Painted in blue, green, yellow and iron-red, the center of the plaque is molded in relief with the Madonna and Child in an exterior setting with a tree trunk and a peach blossom branch beyond, the self-frame molded with foliate scrolls and blossoms, and a triangular crest with a cupid head and wings with two holes for suspension.
Height 20.8 cm (8.2 in.)
A. Vromen Jr., Doetinchem, according to the original collector’s label;
Christie’s Laren, October 24, 1979, lot 2825 (according to family archive);
Dutch Private Collection, Amsterdam and hence by family descent
The complete provenance of this entry has been registered by notarial deed with independent and secure registration agency Provenance+ Amsterdam.
Described and illustrated in Vrienden van de Nederlandse ceramiek, vol. 48, 1967, p. 34, ill. 31.
The Eighty Years’ War (1568-1648), or the Dutch War of Independence, transformed the Netherlands and gave birth to the Dutch Republic. The war grappled with freedom of religion and conscience, the right to self-determination and the right to participation. The leitmotif of the war was the emerging reformation and the fact that the Spanish king, who ruled in the Netherlands, continued to cling to the exclusive right of the Roman Catholic Church. The Dutch Revolt largely determined the conventions; where the Netherlands used to be Roman Catholic, the Republic became largely Protestant.
Although the seventeenth-century was considered a tolerant time, religious freedom was mostly reserved for the Calvinist Reformed Church. There was little tolerance shown towards other denominations. The Dutch were expected to convert to the Dutch Reformed Church. However, people and groups considered as foreigners, such as the Jews, were able to practice their religion freely. Dutch Catholics were the greatest minority and were forced to live on the margins, but they were “tolerated” and not expelled
or killed as happened in England and Scotland. All churches were confiscated, so Catholics and followers of other forbidden religions practiced their faith in hidden and illegal churches in existing buildings.
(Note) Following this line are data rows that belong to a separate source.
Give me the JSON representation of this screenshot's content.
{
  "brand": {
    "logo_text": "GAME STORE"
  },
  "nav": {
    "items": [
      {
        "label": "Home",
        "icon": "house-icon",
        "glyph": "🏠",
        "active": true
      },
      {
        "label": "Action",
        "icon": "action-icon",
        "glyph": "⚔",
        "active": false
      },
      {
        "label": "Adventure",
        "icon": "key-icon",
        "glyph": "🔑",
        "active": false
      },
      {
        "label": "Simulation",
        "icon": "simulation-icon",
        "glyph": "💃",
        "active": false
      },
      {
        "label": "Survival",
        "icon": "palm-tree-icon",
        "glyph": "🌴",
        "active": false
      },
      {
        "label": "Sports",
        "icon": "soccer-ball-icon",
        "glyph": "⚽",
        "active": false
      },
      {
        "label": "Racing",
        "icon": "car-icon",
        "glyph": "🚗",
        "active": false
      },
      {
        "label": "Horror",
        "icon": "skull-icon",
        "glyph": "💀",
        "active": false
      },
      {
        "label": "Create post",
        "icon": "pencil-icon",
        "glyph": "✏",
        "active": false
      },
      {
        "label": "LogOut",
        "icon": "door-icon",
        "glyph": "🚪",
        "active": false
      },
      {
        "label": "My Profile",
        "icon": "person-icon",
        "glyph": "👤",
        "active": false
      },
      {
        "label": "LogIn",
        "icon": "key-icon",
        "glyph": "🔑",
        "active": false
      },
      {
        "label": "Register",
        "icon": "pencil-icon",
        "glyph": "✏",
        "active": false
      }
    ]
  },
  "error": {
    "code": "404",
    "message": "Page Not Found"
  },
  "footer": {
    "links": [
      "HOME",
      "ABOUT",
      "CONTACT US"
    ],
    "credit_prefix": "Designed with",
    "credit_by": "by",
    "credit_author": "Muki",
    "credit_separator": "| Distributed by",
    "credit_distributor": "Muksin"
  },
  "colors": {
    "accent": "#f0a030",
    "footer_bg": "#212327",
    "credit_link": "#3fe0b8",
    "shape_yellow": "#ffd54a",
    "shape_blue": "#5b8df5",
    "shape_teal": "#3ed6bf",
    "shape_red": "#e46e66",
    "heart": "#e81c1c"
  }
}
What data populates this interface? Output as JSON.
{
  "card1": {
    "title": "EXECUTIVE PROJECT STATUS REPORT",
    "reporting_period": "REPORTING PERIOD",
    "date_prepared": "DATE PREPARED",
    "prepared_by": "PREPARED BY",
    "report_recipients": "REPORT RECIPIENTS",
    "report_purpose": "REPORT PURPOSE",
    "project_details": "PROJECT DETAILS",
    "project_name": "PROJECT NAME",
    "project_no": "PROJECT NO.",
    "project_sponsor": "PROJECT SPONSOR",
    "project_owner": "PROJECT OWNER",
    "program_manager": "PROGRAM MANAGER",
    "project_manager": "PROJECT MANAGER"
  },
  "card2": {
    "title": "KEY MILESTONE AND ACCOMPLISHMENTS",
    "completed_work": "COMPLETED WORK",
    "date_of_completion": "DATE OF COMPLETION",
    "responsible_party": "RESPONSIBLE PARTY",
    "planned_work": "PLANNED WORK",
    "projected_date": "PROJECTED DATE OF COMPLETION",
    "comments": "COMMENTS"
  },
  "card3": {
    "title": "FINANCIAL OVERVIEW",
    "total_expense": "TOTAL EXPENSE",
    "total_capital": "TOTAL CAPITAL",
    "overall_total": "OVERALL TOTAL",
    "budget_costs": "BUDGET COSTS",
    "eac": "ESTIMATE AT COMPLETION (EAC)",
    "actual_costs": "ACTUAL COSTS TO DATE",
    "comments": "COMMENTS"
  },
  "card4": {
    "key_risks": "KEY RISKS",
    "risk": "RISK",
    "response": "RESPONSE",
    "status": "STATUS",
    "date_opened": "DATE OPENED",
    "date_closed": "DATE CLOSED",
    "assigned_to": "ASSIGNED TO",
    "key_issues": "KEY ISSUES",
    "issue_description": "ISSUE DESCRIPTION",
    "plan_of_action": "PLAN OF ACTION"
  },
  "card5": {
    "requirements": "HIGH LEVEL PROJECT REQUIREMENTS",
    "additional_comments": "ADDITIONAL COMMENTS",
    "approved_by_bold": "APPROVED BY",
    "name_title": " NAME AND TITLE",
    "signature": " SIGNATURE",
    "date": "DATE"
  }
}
The public worship of images was prohibited under the Dutch Reformed Church. Therefore, Catholics practiced their faith at home and decorated their houses with Biblical objects. Delft factories produced a range of Biblical objects, from entire domestic altars for wealthy Catholics, to smaller statues and plaques like the present representing the Madonna and Child.
Although it was not the image, but the word that was central to the interest of the Dutch Reformed people of the seventeenth and eighteenth centuries, some nuancesshouldbeadded.Manypublicationsofthe Bible were illustrated with prints, and even separate picture Bibles were produced, which brought the scenes to a wide audience. Painters, engravers and etchers created Biblical illustrations, which were included or bound in the text in the new Bible editions. The Delftware factories also took an interest in Biblical subjects and applied them on Delftware. These objects were purchased not only by Catholics, but also by Protestants for visual support of the Bible.
This plaque is based on European Renaissance art in form and representation. Characteristic is the relief of the colorful flower frame, which must have been borrowed from a foreign example. The representation of the Madonna and Child is modeled entirely in the style of Italian Renaissance sculptor Andrea della Robbia (1435-1525).
A similar blue and white plaque is illustrated in Aronson 2003, p. 28, no. 25 and another is in the Victoria & Albert Museum, London (inv. no. 3075- 1853). A polychrome example was auctioned at Christie’s Amsterdam in 2003, and another is in the collection of the Kunstmuseum in The Hague, inv. no. 1059737.